Available records:
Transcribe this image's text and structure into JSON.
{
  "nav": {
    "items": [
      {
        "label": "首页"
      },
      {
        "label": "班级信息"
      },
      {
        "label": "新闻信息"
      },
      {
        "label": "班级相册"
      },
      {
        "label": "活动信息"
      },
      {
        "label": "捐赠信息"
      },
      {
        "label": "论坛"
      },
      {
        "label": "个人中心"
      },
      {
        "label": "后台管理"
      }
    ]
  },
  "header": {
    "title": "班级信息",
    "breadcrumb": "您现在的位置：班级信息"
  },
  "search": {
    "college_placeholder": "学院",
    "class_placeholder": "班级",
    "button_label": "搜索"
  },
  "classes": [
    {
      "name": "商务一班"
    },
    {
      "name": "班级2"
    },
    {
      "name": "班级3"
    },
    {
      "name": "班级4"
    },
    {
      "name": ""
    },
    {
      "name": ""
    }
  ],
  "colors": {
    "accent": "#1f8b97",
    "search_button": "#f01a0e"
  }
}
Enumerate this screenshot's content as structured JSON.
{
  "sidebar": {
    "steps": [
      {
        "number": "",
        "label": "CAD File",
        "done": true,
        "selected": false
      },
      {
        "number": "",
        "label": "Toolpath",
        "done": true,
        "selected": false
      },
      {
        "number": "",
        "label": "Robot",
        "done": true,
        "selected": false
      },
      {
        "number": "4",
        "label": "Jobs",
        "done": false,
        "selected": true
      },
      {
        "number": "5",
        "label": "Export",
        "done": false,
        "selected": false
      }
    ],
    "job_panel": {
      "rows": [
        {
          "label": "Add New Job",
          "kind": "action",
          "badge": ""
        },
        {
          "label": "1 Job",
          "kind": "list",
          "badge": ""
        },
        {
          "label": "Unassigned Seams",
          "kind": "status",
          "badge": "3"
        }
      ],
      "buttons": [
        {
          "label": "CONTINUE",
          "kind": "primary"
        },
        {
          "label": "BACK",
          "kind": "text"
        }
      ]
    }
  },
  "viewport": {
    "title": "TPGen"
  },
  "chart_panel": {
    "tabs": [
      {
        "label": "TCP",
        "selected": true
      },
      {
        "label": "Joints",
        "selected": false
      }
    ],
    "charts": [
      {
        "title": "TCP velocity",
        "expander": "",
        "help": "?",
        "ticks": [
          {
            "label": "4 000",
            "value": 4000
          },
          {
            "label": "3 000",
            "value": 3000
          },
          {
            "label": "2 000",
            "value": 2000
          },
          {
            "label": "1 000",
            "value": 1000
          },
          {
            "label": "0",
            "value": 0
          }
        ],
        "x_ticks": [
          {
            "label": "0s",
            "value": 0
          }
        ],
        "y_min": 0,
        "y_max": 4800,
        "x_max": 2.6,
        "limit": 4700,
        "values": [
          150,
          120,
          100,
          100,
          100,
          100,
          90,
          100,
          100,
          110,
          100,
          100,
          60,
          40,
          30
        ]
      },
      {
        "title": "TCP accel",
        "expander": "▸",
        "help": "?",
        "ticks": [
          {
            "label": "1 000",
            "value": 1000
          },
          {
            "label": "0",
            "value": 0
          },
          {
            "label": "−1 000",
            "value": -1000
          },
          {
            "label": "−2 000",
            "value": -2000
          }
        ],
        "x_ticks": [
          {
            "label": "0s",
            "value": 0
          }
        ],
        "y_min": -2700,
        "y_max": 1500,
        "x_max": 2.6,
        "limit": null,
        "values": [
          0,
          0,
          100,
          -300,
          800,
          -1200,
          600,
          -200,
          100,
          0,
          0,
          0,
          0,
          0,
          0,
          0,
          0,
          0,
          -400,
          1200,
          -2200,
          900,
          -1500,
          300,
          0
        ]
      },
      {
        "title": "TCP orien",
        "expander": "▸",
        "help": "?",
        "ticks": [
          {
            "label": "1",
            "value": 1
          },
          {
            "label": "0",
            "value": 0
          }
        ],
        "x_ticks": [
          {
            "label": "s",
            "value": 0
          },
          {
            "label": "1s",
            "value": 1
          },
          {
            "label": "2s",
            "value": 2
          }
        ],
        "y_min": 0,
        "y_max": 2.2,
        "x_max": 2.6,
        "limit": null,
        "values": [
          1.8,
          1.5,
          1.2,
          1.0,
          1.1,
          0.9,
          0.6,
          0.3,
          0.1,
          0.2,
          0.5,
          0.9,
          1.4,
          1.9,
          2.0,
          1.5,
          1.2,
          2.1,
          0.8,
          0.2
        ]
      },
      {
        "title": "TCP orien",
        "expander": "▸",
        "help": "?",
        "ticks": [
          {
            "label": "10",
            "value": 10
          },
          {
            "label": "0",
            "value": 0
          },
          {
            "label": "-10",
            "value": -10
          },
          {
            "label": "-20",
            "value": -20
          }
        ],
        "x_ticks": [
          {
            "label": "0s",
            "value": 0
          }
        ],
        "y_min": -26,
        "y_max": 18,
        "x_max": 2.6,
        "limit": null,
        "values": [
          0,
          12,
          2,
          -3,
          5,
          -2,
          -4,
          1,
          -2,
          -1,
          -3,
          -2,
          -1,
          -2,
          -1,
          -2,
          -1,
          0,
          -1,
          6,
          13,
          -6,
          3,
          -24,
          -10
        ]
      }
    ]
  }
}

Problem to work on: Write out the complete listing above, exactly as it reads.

Task answer:
Transcribe this image's text and structure into JSON.
{
  "nav": {
    "items": [
      {
        "label": "首页"
      },
      {
        "label": "班级信息"
      },
      {
        "label": "新闻信息"
      },
      {
        "label": "班级相册"
      },
      {
        "label": "活动信息"
      },
      {
        "label": "捐赠信息"
      },
      {
        "label": "论坛"
      },
      {
        "label": "个人中心"
      },
      {
        "label": "后台管理"
      }
    ]
  },
  "header": {
    "title": "班级信息",
    "breadcrumb": "您现在的位置：班级信息"
  },
  "search": {
    "college_placeholder": "学院",
    "class_placeholder": "班级",
    "button_label": "搜索"
  },
  "classes": [
    {
      "name": "商务一班"
    },
    {
      "name": "班级2"
    },
    {
      "name": "班级3"
    },
    {
      "name": "班级4"
    },
    {
      "name": ""
    },
    {
      "name": ""
    }
  ],
  "colors": {
    "accent": "#1f8b97",
    "search_button": "#f01a0e"
  }
}
Enumerate this screenshot's content as structured JSON.
{
  "sidebar": {
    "steps": [
      {
        "number": "",
        "label": "CAD File",
        "done": true,
        "selected": false
      },
      {
        "number": "",
        "label": "Toolpath",
        "done": true,
        "selected": false
      },
      {
        "number": "",
        "label": "Robot",
        "done": true,
        "selected": false
      },
      {
        "number": "4",
        "label": "Jobs",
        "done": false,
        "selected": true
      },
      {
        "number": "5",
        "label": "Export",
        "done": false,
        "selected": false
      }
    ],
    "job_panel": {
      "rows": [
        {
          "label": "Add New Job",
          "kind": "action",
          "badge": ""
        },
        {
          "label": "1 Job",
          "kind": "list",
          "badge": ""
        },
        {
          "label": "Unassigned Seams",
          "kind": "status",
          "badge": "3"
        }
      ],
      "buttons": [
        {
          "label": "CONTINUE",
          "kind": "primary"
        },
        {
          "label": "BACK",
          "kind": "text"
        }
      ]
    }
  },
  "viewport": {
    "title": "TPGen"
  },
  "chart_panel": {
    "tabs": [
      {
        "label": "TCP",
        "selected": true
      },
      {
        "label": "Joints",
        "selected": false
      }
    ],
    "charts": [
      {
        "title": "TCP velocity",
        "expander": "",
        "help": "?",
        "ticks": [
          {
            "label": "4 000",
            "value": 4000
          },
          {
            "label": "3 000",
            "value": 3000
          },
          {
            "label": "2 000",
            "value": 2000
          },
          {
            "label": "1 000",
            "value": 1000
          },
          {
            "label": "0",
            "value": 0
          }
        ],
        "x_ticks": [
          {
            "label": "0s",
            "value": 0
          }
        ],
        "y_min": 0,
        "y_max": 4800,
        "x_max": 2.6,
        "limit": 4700,
        "values": [
          150,
          120,
          100,
          100,
          100,
          100,
          90,
          100,
          100,
          110,
          100,
          100,
          60,
          40,
          30
        ]
      },
      {
        "title": "TCP accel",
        "expander": "▸",
        "help": "?",
        "ticks": [
          {
            "label": "1 000",
            "value": 1000
          },
          {
            "label": "0",
            "value": 0
          },
          {
            "label": "−1 000",
            "value": -1000
          },
          {
            "label": "−2 000",
            "value": -2000
          }
        ],
        "x_ticks": [
          {
            "label": "0s",
            "value": 0
          }
        ],
        "y_min": -2700,
        "y_max": 1500,
        "x_max": 2.6,
        "limit": null,
        "values": [
          0,
          0,
          100,
          -300,
          800,
          -1200,
          600,
          -200,
          100,
          0,
          0,
          0,
          0,
          0,
          0,
          0,
          0,
          0,
          -400,
          1200,
          -2200,
          900,
          -1500,
          300,
          0
        ]
      },
      {
        "title": "TCP orien",
        "expander": "▸",
        "help": "?",
        "ticks": [
          {
            "label": "1",
            "value": 1
          },
          {
            "label": "0",
            "value": 0
          }
        ],
        "x_ticks": [
          {
            "label": "s",
            "value": 0
          },
          {
            "label": "1s",
            "value": 1
          },
          {
            "label": "2s",
            "value": 2
          }
        ],
        "y_min": 0,
        "y_max": 2.2,
        "x_max": 2.6,
        "limit": null,
        "values": [
          1.8,
          1.5,
          1.2,
          1.0,
          1.1,
          0.9,
          0.6,
          0.3,
          0.1,
          0.2,
          0.5,
          0.9,
          1.4,
          1.9,
          2.0,
          1.5,
          1.2,
          2.1,
          0.8,
          0.2
        ]
      },
      {
        "title": "TCP orien",
        "expander": "▸",
        "help": "?",
        "ticks": [
          {
            "label": "10",
            "value": 10
          },
          {
            "label": "0",
            "value": 0
          },
          {
            "label": "-10",
            "value": -10
          },
          {
            "label": "-20",
            "value": -20
          }
        ],
        "x_ticks": [
          {
            "label": "0s",
            "value": 0
          }
        ],
        "y_min": -26,
        "y_max": 18,
        "x_max": 2.6,
        "limit": null,
        "values": [
          0,
          12,
          2,
          -3,
          5,
          -2,
          -4,
          1,
          -2,
          -1,
          -3,
          -2,
          -1,
          -2,
          -1,
          -2,
          -1,
          0,
          -1,
          6,
          13,
          -6,
          3,
          -24,
          -10
        ]
      }
    ]
  }
}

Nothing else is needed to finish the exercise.